The Dilemma

The Dilemma

Starring Vince Vaughn, Kevin James, Jennifer Connelly, and Winona Ryder
Directed by Ron Howard
Rated PG-13 for mature thematic elements involving sexual content
Appropriate for ages 15+

    Ronny and Nick (Vaughn and James) have been best friends since college and business partners after that.  But just days before the biggest presentation of their lives, Ronny discovers that Nick’s wife (Ryder) is cheating on him, giving him the dilemma of telling Nick and ruining any chance of going into the presentation prepared or waiting until afterward knowing that his best friend might hate him for it.

    I had very preconceived notions going into this film.  After watching the trailer, this appeared to be nothing more than Vaughn doing his fast-talking obnoxious persona with James’s cartoon like physical antics.  And to be honest, the film starts out like that.  But then the script by Allan Loeb and the directing by Ron Howard kick in, taking the movie away from Vaughn and James and giving something more respectable back to the audience.  This very well could have been a stupid broad comedy, but the laughs end fairly early, making the picture more of a thought-provoking experience. 

    After all, cheating is not really funny.  Especially when the elements of cheating dealt with are deceit and hurt.  Don’t misunderstand me, there is an underlying comedy here, but it serves more as a form of tension relief than the purpose of the film.  That being said, Vaughn was very well cast here and James gives the best performance of his career and proves that he can take on the drama.  In fact, he’s better at drama than comedy, but with his looks and physicality, comedy will most like remain his bread and butter, no matter how irritating he is with it (okay – I get it – he likes to goofy dance).  Ryder, who is seeing quite a resurgence thanks to this and Black Swan, plays the dishonest but victimized wife well.  Perhaps the scene stealer is Channing Tatum whose other guy role is quite the despicable character.  I was a bit turned off by Queen Latifah’s character due to its lack of believability and her choice to take it over the top when it just wasn’t necessary.

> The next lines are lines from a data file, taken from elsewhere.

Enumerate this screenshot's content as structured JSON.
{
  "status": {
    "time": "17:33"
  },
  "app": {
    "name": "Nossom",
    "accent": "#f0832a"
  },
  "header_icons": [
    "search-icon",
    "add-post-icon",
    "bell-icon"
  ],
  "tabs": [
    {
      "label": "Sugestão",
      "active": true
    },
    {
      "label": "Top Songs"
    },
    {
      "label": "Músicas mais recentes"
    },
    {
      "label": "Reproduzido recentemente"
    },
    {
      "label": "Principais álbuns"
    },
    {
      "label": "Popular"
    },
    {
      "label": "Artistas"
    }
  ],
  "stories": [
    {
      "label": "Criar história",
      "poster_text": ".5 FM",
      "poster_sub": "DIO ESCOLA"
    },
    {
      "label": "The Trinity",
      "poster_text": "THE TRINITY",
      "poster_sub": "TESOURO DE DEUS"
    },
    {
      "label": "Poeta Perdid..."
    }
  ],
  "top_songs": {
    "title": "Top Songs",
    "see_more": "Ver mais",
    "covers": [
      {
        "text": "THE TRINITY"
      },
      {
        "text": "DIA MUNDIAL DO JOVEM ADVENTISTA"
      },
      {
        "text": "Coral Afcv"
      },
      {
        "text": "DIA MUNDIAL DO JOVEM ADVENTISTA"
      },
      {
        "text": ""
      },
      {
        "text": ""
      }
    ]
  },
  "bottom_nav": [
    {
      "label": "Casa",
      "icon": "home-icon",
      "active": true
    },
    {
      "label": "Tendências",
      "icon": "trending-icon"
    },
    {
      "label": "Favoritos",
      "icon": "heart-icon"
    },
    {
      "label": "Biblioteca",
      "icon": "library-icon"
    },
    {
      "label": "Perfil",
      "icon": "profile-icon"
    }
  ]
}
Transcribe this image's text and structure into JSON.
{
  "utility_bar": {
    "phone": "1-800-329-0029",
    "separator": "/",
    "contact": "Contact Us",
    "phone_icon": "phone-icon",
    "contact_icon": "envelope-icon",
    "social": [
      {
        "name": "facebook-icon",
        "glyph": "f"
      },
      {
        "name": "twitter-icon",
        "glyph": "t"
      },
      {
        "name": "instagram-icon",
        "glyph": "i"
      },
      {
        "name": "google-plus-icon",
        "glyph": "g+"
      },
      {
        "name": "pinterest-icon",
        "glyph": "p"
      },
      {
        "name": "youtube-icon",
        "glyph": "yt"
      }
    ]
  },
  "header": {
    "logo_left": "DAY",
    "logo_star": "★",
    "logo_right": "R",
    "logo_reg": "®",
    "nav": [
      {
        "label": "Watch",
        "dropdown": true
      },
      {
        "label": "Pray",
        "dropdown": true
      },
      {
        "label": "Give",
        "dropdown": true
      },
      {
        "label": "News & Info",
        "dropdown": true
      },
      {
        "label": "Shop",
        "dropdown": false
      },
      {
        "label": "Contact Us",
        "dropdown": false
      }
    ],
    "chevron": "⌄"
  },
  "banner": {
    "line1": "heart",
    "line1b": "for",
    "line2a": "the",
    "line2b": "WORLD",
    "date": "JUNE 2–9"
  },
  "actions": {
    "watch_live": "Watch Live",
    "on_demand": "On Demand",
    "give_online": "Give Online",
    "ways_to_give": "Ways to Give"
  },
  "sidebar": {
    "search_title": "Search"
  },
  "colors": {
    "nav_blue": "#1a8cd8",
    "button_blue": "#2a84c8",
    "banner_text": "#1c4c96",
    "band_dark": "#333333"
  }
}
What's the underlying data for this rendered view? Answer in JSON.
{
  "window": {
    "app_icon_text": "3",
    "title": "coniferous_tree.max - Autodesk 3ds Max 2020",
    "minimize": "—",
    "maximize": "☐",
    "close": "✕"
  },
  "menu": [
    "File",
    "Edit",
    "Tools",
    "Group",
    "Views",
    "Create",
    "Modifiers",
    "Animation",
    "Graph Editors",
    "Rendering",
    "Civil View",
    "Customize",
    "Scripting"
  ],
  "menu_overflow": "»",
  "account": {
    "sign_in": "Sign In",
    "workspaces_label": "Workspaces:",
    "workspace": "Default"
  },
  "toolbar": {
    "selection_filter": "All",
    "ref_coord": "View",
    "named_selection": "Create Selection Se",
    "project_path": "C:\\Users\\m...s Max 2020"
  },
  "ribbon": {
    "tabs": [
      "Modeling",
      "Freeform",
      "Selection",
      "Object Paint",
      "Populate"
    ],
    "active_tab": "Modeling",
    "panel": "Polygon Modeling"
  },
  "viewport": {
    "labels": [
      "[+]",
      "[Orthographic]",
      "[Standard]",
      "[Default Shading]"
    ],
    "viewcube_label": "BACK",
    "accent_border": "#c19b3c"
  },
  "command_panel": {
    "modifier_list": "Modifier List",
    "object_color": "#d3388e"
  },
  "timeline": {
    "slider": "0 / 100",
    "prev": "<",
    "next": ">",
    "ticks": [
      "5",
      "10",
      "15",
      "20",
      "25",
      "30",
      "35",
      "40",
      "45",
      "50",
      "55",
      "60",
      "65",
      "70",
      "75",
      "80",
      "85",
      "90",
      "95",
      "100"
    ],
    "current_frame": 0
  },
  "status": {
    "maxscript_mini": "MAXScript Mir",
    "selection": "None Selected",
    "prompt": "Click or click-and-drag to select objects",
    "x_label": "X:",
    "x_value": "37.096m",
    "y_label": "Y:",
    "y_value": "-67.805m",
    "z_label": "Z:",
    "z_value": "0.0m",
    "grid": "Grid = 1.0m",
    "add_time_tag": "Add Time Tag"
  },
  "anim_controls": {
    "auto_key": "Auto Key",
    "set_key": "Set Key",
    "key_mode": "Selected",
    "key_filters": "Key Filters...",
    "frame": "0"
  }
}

    Now the audience dilemma: who is the audience?  This is a movie about cheating, so it makes for a pretty lousy date movie.  Maybe it’s a dude flick, but it certainly lacks the action and violence needed there.  It’s not really a comedy, so you can forget the folks who just want to laugh.  It’s certainly not a chick flick.  This leaves a sort of gap.  Sure there are those that love Ron Howard, Vince Vaughn or Kevin James, but they will typically only go see the kinds of films those folks are known for.  So while it’s a decent pic, I’m not sure if it will get seen much in theaters and has the chance to disappoint many of the people who do show up.  B+